For two of the recipes I’ve sautéed the cooked edamame in the sauces so the flavor would be absorbed. If you prefer, you can plate and serve the hot edamame with sesame and salt for garnish, then provide the sauce in bowls for dipping.
The recipes are so easy once you have the ingredients. You will have a healthy appetizer ready serve in less than 30 minutes. It looks so appealing, definitely guest worthy. Be sure to include a separate small dish for the shells.
Ponzu Sauce for Edamame
(Pictured Above) Ponzu is one of my all time favorite sauces. It is excellent with seafood, especially salmon. Ponzu sauce also makes an excellent marinade and dipping sauce for edamame. Here’s my recipe. For this one, you can make the sauce ahead of time. The flavors blend better with some time in the refrigeration. Try for at least 30 minutes chilling, but overnight works fine too. The sauce only takes minutes to put together.
Serves: 4 to 6
- 1 bag frozen edamame
- 4 tablespoons lower-sodium soy sauce
- 2 tablespoons fresh orange juice
- 2 tablespoons fresh lemon juice
- 1 tablespoon sesame oil
- 1 tablespoon sweet wine
- 1 green onion, thinly sliced
- ¼ teaspoon crushed red pepper (optional)
- This sauce recipe doesn't require cooking. Simply mix the ingredients together and refrigerate for a minimum of 30 minutes.
- Again, cook the edamame according to package directions, then drain in a colander.
- Toss cooked edamame in the sauce, then spoon out to plate. Serve remaining sauce in a small bowl for dipping.
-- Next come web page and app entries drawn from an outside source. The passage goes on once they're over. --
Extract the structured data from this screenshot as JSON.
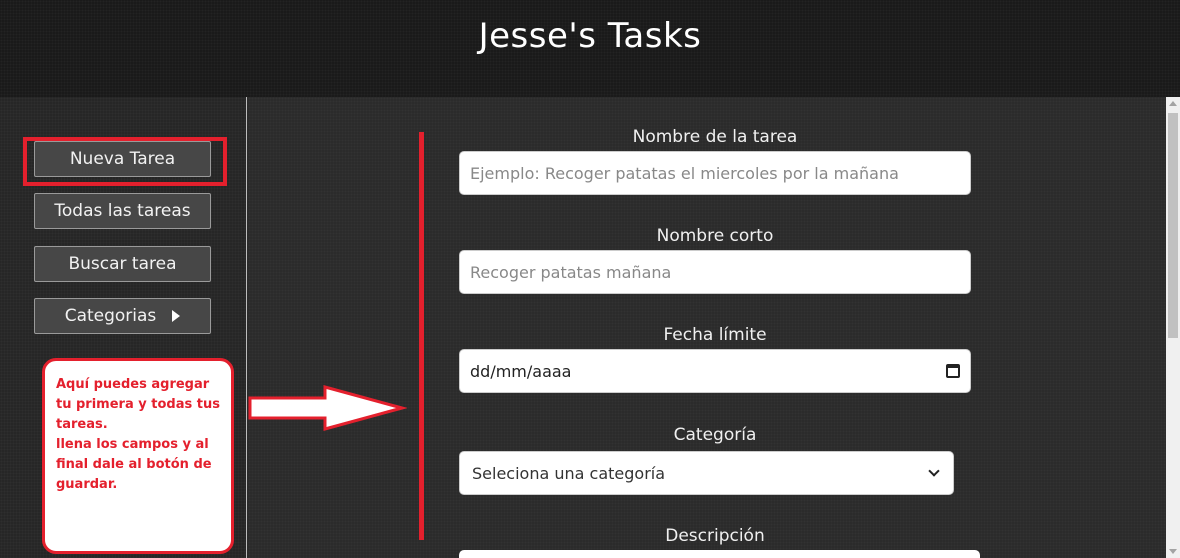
{
  "header": {
    "title": "Jesse's Tasks"
  },
  "sidebar": {
    "items": [
      {
        "label": "Nueva Tarea"
      },
      {
        "label": "Todas las tareas"
      },
      {
        "label": "Buscar tarea"
      },
      {
        "label": "Categorias",
        "icon": "caret-right-icon"
      }
    ]
  },
  "note": {
    "line1": "Aquí puedes agregar tu primera y todas tus tareas.",
    "line2": "llena los campos y al final dale al botón de guardar."
  },
  "form": {
    "name": {
      "label": "Nombre de la tarea",
      "placeholder": "Ejemplo: Recoger patatas el miercoles por la mañana"
    },
    "short": {
      "label": "Nombre corto",
      "placeholder": "Recoger patatas mañana"
    },
    "date": {
      "label": "Fecha límite",
      "placeholder": "dd/mm/aaaa",
      "icon": "calendar-icon"
    },
    "category": {
      "label": "Categoría",
      "selected": "Seleciona una categoría",
      "icon": "chevron-down-icon"
    },
    "description": {
      "label": "Descripción"
    }
  },
  "colors": {
    "accent": "#e4202d",
    "header_bg": "#1a1a1a",
    "button_bg": "#474747"
  }
}
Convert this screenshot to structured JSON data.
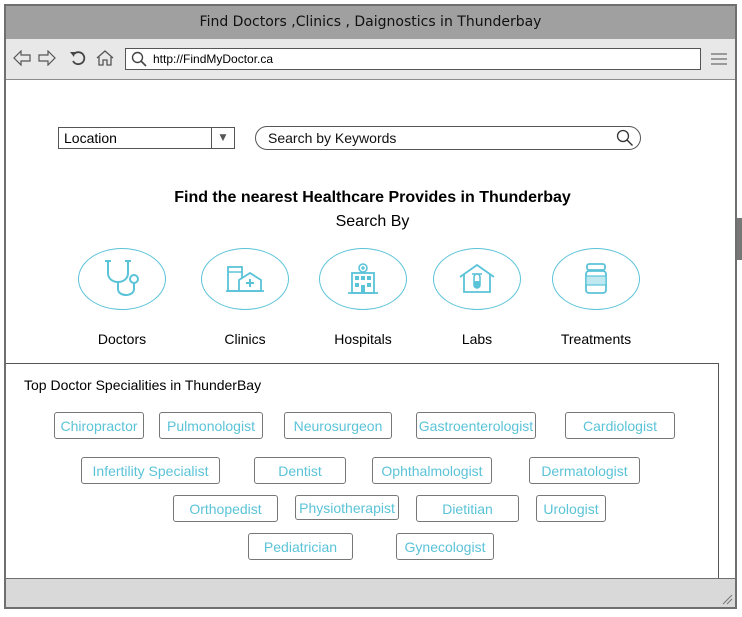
{
  "window": {
    "title": "Find Doctors ,Clinics , Daignostics in Thunderbay"
  },
  "browser": {
    "address": "http://FindMyDoctor.ca",
    "icons": [
      "back-arrow-icon",
      "forward-arrow-icon",
      "refresh-icon",
      "home-icon",
      "search-icon",
      "hamburger-menu-icon"
    ]
  },
  "filters": {
    "location_value": "Location",
    "search_placeholder": "Search by Keywords"
  },
  "hero": {
    "heading": "Find the nearest Healthcare Provides in Thunderbay",
    "subheading": "Search By"
  },
  "categories": [
    {
      "label": "Doctors",
      "icon": "stethoscope-icon"
    },
    {
      "label": "Clinics",
      "icon": "clinic-icon"
    },
    {
      "label": "Hospitals",
      "icon": "hospital-icon"
    },
    {
      "label": "Labs",
      "icon": "lab-icon"
    },
    {
      "label": "Treatments",
      "icon": "pill-bottle-icon"
    }
  ],
  "specialities": {
    "title": "Top Doctor Specialities in ThunderBay",
    "items": [
      "Chiropractor",
      "Pulmonologist",
      "Neurosurgeon",
      "Gastroenterologist",
      "Cardiologist",
      "Infertility Specialist",
      "Dentist",
      "Ophthalmologist",
      "Dermatologist",
      "Orthopedist",
      "Physiotherapist",
      "Dietitian",
      "Urologist",
      "Pediatrician",
      "Gynecologist"
    ]
  },
  "colors": {
    "accent": "#5bc3d8",
    "titlebar": "#a0a0a0",
    "toolbar": "#e8e8e8",
    "statusbar": "#d9d9d9"
  }
}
- If you prefer, you don't have to toss it, you can simply serve the edamame plated, and have either individual or a single bowl for the sauce, then dip and eat.
Edamame with Wasabi Teriyaki Sauce
Serves: 4 to 6
- 1 bag Frozen edamame in shells
- ½ cup Teriyaki sauce
- ¼ to ½ teaspoon Wasabi powder
- 1 to 2 Green onions, chopped
- ¼ to ½ teaspoon Sesame seeds
- Cook the edamame according to the package directions and drain. Drain, then serve sprinkled with green onion and sesame seed.
- In a skillet, thoroughly mix the teriyaki sauce with the wasabi powder. You may want to start with ¼ teaspoon of wasabi at first. See how much bite you like before adding more. I prefer ½ teaspoon, but I love wasabi.
- Heat for 2 minutes or until bubbling, stirring often.
- Sitr in the cooked edamame in shells. Simmer an additional 3 minutes, coating shells with sauce as you stir gently.
- Sprinkle chopped green onion into pan, stir, then remove from heat.
- Spoon from pan onto a serving dish using a spoon that allows liquid to drain off. Sprinkle with sesame seeds.
- Pour remaining sauce into a small bowl for dipping as desired.
Edamame in Sriracha Sauce
Serves: 4 - 6
- 1 bag frozen edamame in shells
- 1 teaspoon olive oil
- ¼ teaspoon sesame seeds
- 2 tablespoons sriracha sauce
- 1 teaspoon olive oil
- 1 teaspoon light soy sauce
- 1 teaspoon oyster sauce
- Cook edamame according to package directions, drain in colander.
- Heat olive oil and sesame seeds over medium heat in a skillet.
- Add edamame, stirring gently.
- Pour sriracha sauce over edamame, stirring until sauce covers each piece.
- Sauté for 3 minutes, to heat through and allow the sauce to marinate.
- Serve hot.
What’s So Good about Edamame?
You can see in the nutritionals above, that soy beans are packed with fiber and protein. In addition, a serving provides 24% Magnesium, 15% Vitamin C, 19% Iron, 9% Calcium, and 10% Vitamin B-6, of the daily recommended amounts.
Highly recommended for brain and heart health, it is also reported to:
- Help fight insulin resistance
- Lower bad cholesterol
- Raise good cholesterol
- Help prevent cancer and heart disease
- Help stop osteoporosis
- Serve as an anti-inflammatory
Please note: Recent reports have shown that soy has similar properties to estrogen. If you have hormone issues, check with a doctor before adding quantities to your diet.
Soy beans are considered so good for your brain and body health, and an excellent source of protein. Easy to prepare, fun to eat as an appetizer, and a delicious colorful addition to any dish.